The street feels old – it’s like a walk down the sleeve of a moth-guzzled jumper.
The first home of Antonio de Curtis (Totò) – Italy’s genius actor and comic – is just as worn as the rest but the plaque is clean and proud.
Totò’s life, like Sanità’s, was a jigsaw.
He was the illegitimate son of the Marquis Giuseppe De Curtis and spent his early years and youth with his mother in the area where he was born, without the support of his father.
Theatre fascinated Totò and he was on the stage by the time he was fifteen. His acting career, interrupted by the First World War, moved happily between stage and film, and his charisma and his brand of the seriously absurd carried him from one success to the next.
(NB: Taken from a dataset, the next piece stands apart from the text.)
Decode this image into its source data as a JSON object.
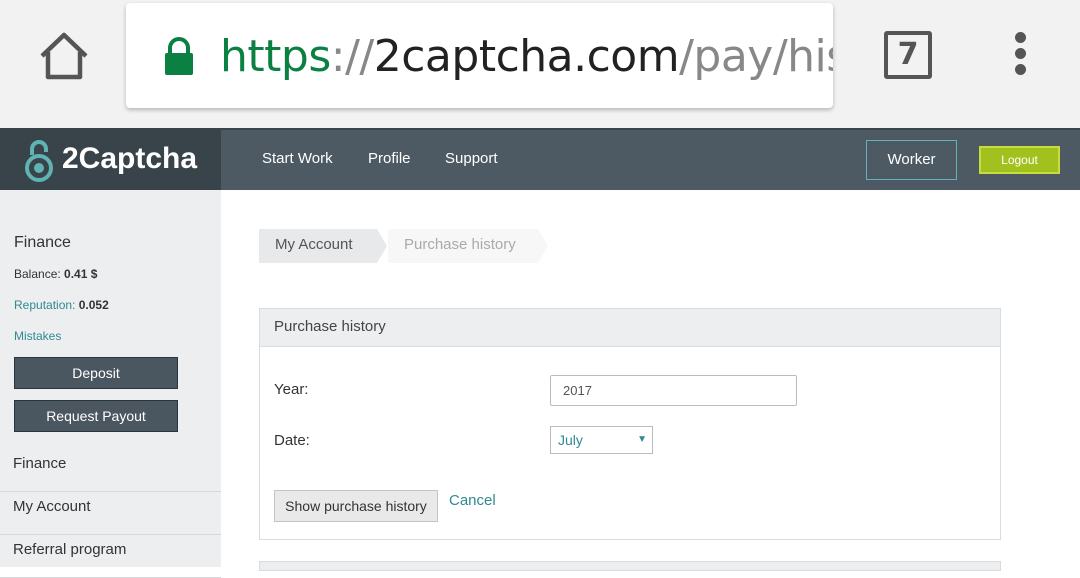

He had a complicated love life and a pedigree that by the end included a full paragraph of titles from two aristocratic fathers: one of them was adopted – the Marquis Francesco Maria Gagliardi Focas – and the other was his own father who did later admit the paternal link.
Totò’s life may have been remarkable, but what’s remembered in Naples and across Italy is his lopsided face and the huge range of his work. Sadly, outside the country’s borders, it seems he’s barely known at all.
From the tired building where Totò was born we have one last stop – the Palazzo dello Spagnolo.
It’s exactly as I imagined it, bright and beaming – a smile of a building – while its twin next door gapes in grey.
A family of artists, who live in one of the building’s large apartments, host us to a generous brunch.
It’s a breezy, cheerful occasion, full of promise, whilst below us the markets and the locals go about their business – just getting on with getting on.
With thanks to our excellent guide Stefania Russo: firstname.lastname@example.org. Click this link to reach Curiosity’s Facebook site.
Below are three YouTube links: the first, a Totò clip where he plays a general interrupted in his work by the news that he has been made redundant (a gentle ten minutes if you have them to spare); the second, a much shorter clip of Totò, the physical comic; and the third, a two-minute trailer for John Turturro’s film Passione that features the Palazzo dello Spagnolo.
Copyright Georgie Knaggs & The Phraser 2017